1. Consider the Timing of Your Application
The timing of your application can impact the amount you will receive in benefits. If you wait until your full retirement age to collect payments, which is an age set by the Social Security Administration based on your date of birth, you’ll receive the full amount of your benefits. Filing for benefits prior to this age could lead to a decrease in the monthly payment amount. For instance, if your full retirement age is 67 and you start retirement benefits when you turn 62, the monthly payment might be reduced by about 30%. If you wait and opt to receive benefits later, the amount will grow each year until age 70. For example, if you have a full retirement age of 66 and you wait until age 70 to start collecting payments, the amount will be 132% of the benefit you were eligible for at age 66.
Keep in mind when you begin the process that Social Security payments will not start immediately. “You should generally file for benefits at least two months before you want to start receiving payments,” says Andy Panko, a certified financial planner and owner of Tenon Financial in Iselin, New Jersey.

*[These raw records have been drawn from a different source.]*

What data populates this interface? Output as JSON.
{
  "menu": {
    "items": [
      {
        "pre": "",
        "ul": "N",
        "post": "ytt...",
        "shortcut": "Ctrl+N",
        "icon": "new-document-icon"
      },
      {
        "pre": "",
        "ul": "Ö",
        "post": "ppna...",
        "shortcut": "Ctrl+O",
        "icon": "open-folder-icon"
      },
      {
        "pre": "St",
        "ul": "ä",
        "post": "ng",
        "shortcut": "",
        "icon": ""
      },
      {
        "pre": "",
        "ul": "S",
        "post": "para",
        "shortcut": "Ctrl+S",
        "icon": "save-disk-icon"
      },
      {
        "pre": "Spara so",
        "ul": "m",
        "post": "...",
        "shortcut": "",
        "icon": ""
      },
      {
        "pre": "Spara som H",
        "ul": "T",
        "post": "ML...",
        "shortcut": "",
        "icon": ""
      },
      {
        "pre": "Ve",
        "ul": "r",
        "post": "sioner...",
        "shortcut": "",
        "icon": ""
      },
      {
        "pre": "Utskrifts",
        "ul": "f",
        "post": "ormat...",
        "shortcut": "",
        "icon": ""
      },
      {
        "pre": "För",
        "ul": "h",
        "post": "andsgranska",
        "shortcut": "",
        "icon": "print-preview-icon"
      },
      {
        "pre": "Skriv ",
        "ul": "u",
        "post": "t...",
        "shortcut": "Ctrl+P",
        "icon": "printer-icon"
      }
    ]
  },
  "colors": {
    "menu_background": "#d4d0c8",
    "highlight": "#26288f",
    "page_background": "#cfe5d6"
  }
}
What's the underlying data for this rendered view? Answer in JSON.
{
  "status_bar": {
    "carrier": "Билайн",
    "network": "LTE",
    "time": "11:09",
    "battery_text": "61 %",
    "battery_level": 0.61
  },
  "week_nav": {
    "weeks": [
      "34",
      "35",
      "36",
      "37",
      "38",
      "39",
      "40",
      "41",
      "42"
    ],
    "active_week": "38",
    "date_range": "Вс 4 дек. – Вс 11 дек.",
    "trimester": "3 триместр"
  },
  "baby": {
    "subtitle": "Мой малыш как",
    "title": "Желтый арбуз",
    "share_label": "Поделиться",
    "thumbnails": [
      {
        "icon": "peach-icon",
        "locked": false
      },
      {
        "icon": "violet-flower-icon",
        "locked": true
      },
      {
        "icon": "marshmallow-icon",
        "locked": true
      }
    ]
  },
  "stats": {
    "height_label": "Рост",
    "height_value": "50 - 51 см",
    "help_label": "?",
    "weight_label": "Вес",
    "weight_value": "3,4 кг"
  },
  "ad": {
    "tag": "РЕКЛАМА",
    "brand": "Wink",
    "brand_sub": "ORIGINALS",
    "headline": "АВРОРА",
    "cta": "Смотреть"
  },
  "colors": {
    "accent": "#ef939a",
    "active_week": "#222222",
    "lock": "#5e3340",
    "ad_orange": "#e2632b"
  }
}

Benefits are designed to be paid for the previous month. If you apply in January, your benefit might begin in February and would be paid out in March.
Your Social Security payments may be subject to taxes. “Keep in mind that 85% of the Social Security income is taxable if your income is more than $34,000,” says Syed Nishat, partner at Wall Street Alliance Group in New York. “If the income is between $25,000 to $34,000, the tax is on 50% of the benefit.” Talk to an advisor or tax planner before applying for Social Security to see how much you can expect to pay in taxes after benefits begin.